"Soledad Brother" is a must read not just for Black people, but for all people who are lovers of truth, justice and freedom!
Dyni
"Soledad Brother" is a powerful testament to the struggle of George Jackson to bring truth and find justice in a totally un-just system. The letters of George Jackson put you in that cruel jail cell right next to him. His words and his totally uncompromising spirit will stir your soul with emotions. From pain and anger, to sorrow, but he will also make you laugh ultimately though, he will educate you. Because George Jackson is a teacher...a most compelling teacher. He teaches with love but he mixes it with a strong dose of rebuke; particularly against those who have the nature of a quisling.

He rips apart the falsehoods that create conflicts of Race and class. Then he relates the purposes for such divisions. He gives graphic insights concerning the "Civil Rights" struggles that marked the tumultuous, game changing, decade of the Sixties. Apparently, his warnings were not heeded and his letters could have been written today.

"Soledad Brother" is a must read not just for Black people, but for all people who are lovers of truth, justice and freedom!
Thetalen
Everytning
Thetalen
Everytning
Downloaded
It is a first person commentary on the judicial system in America ... an indeterminate to life sentence for stealing $70?? He was a youngster born into a country whose history against people of color is flawed. This young man's ability to describe his life before incarceration and then to vividly paint his life while incarcerated makes me wonder what he would have become had he been allowed to flourish to his old age. This is a must read. I have yet to finish reading it as I feel it deserves a slow read in order to absorb the intent of his words. May he rest in peace.
Downloaded

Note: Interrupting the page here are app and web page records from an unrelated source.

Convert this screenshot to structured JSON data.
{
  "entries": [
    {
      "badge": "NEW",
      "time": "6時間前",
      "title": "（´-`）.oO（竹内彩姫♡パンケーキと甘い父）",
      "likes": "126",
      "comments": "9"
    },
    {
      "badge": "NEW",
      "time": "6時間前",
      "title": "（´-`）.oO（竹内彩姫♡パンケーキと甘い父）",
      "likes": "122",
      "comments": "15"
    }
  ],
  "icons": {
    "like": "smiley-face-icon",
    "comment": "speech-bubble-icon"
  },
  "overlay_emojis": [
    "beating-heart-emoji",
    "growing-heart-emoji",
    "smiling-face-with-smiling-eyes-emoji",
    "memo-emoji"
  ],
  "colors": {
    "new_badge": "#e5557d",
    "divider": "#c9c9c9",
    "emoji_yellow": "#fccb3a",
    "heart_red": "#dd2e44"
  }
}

It is a first person commentary on the judicial system in America ... an indeterminate to life sentence for stealing $70?? He was a youngster born into a country whose history against people of color is flawed. This young man's ability to describe his life before incarceration and then to vividly paint his life while incarcerated makes me wonder what he would have become had he been allowed to flourish to his old age. This is a must read. I have yet to finish reading it as I feel it deserves a slow read in order to absorb the intent of his words. May he rest in peace.
TheSuspect
In Soledad Brother, George Jackson is introspective, conscious, reflective and radically thinking as he sits and ponders upon his placement within American society. His story, is moving, touching and profound as he gives you pieces of him bit by bit.
TheSuspect
In Soledad Brother, George Jackson is introspective, conscious, reflective and radically thinking as he sits and ponders upon his placement within American society. His story, is moving, touching and profound as he gives you pieces of him bit by bit.
Soledad Brother is classic. It is a great work of transformation and liberation for an individual who spent the majority of his life in prison. In the end Jackson used his transformation to free himself from the physical imprisonment he had encountered. Although murder by those whose imprisoned him, Soledad Brother is Jackson's enduring legacy to freedom through enlightment and true education.
Soledad Brother is classic. It is a great work of transformation and liberation for an individual who spent the majority of his life in prison. In the end Jackson used his transformation to free himself from the physical imprisonment he had encountered. Although murder by those whose imprisoned him, Soledad Brother is Jackson's enduring legacy to freedom through enlightment and true education.